March 14, 2011

Randy Cohen writes "The Ethicist" column in The New York Times Magazine. If you'd like help with a moral dilemma you're facing at school, at home, or at work, send your question to: ethicist@nytimes.com or The Ethicist, The New York Times Magazine, 620 Eighth Avenue, 6th Floor, New York, NY 10018, and include a phone number.

Can I Tell the Teacher That A Group-Project Member Is Slacking Off?

A large portion of our grade for a business school course I'm taking is based upon group projects. One person on my team has taken a free ride on the hard work of the rest of us. Most of us have already turned in our final papers, so telling the professor would have no practical purpose, but it might teach the guy a lesson. Should I rat him out?
K.F., Oakland, California

RAT AWAY and right away, not to teach the guy a lesson but to give your professor an honest account of how the project was accomplished. It's misleading to include this student among those who did the work if he didn't.

Actually, you should have spoken to your teacher when the problem emerged. I consulted a business school professor who said, "The ground rules for dealing with free riders are sometimes explicitly laid out—for example, the free rider may be fired by an appropriate majority or supermajority of group members."
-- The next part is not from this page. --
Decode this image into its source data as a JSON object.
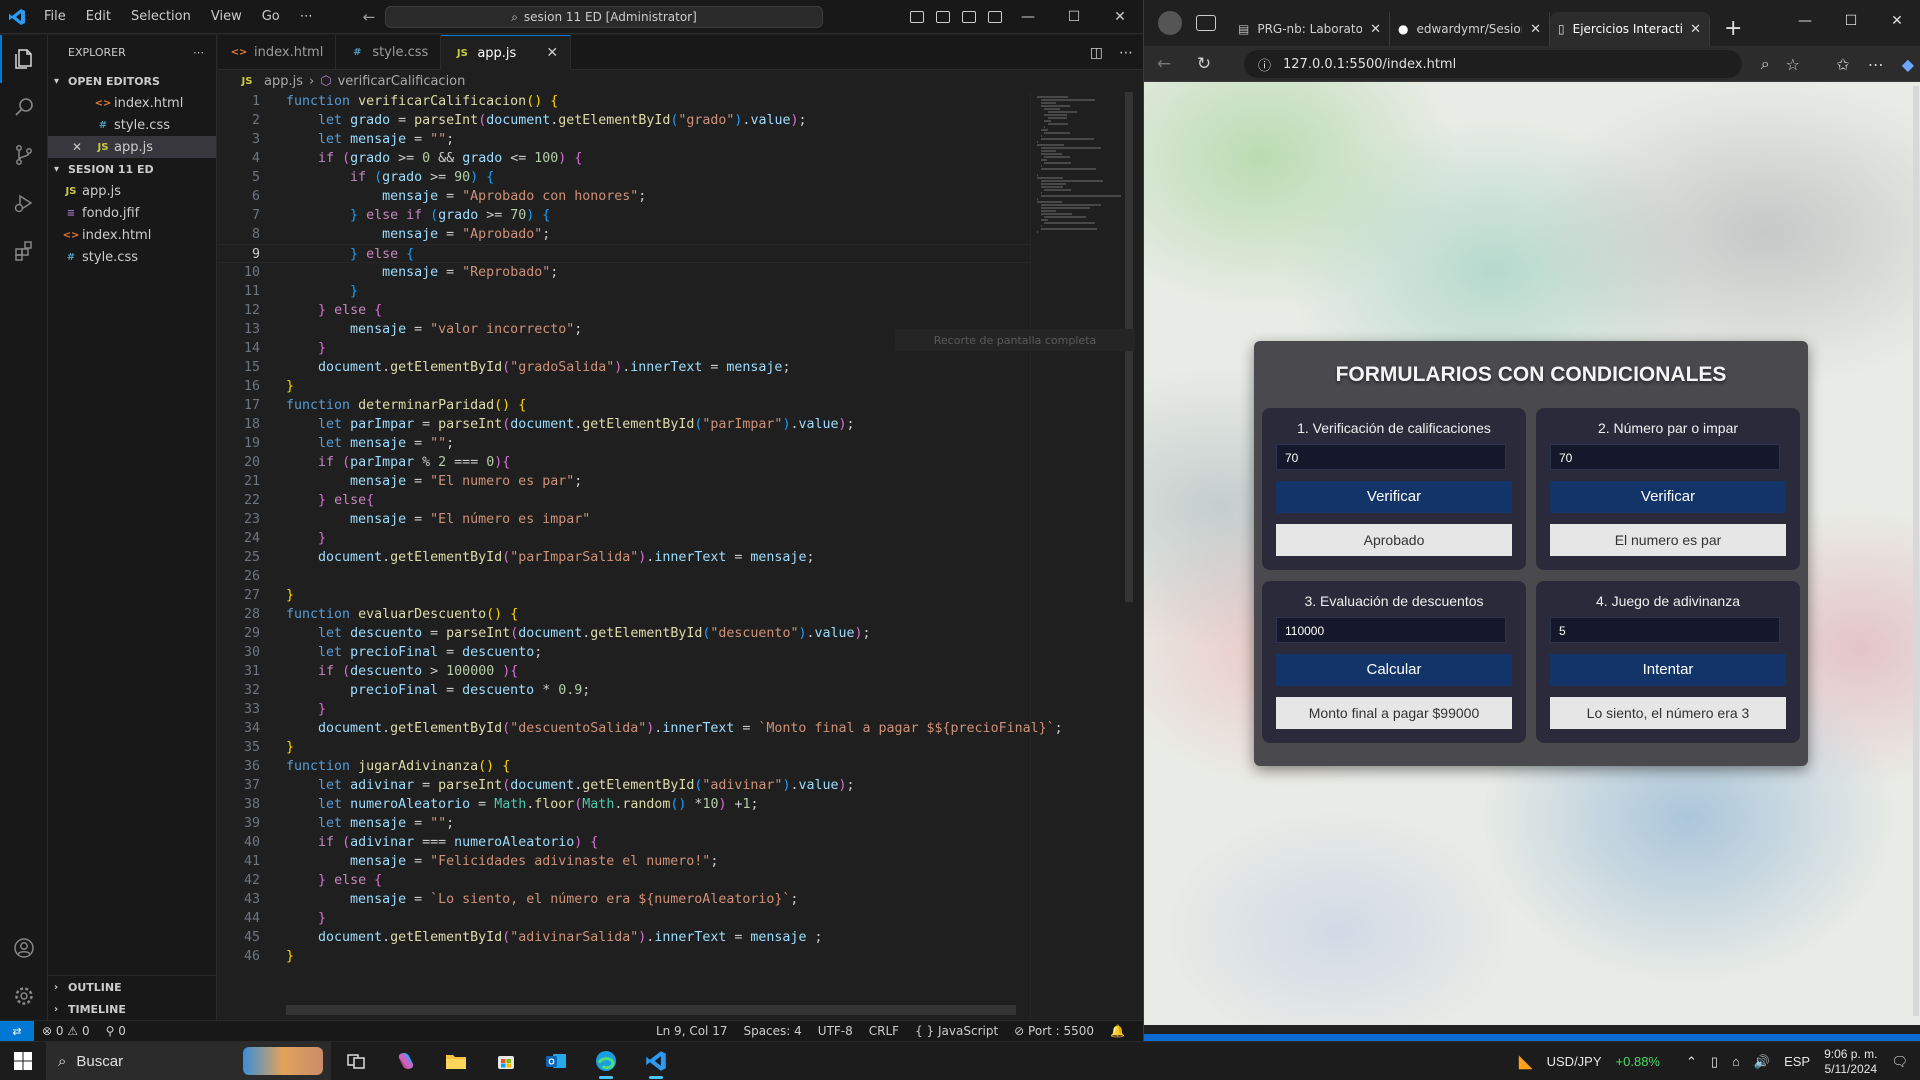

Keep in mind, too, that managers in the real world must sometimes cope with teams comprising both workers and drones. The professor I spoke to said, "One of the explicit benefits of working in groups is that it forces students to confront these and other management issues."

UPDATE: K.F. didn't tell the professor, deciding that his teammate had not harmed anyone enough to warrant it.

(The New York Times Upfront, Vol. 143, March 14, 2011)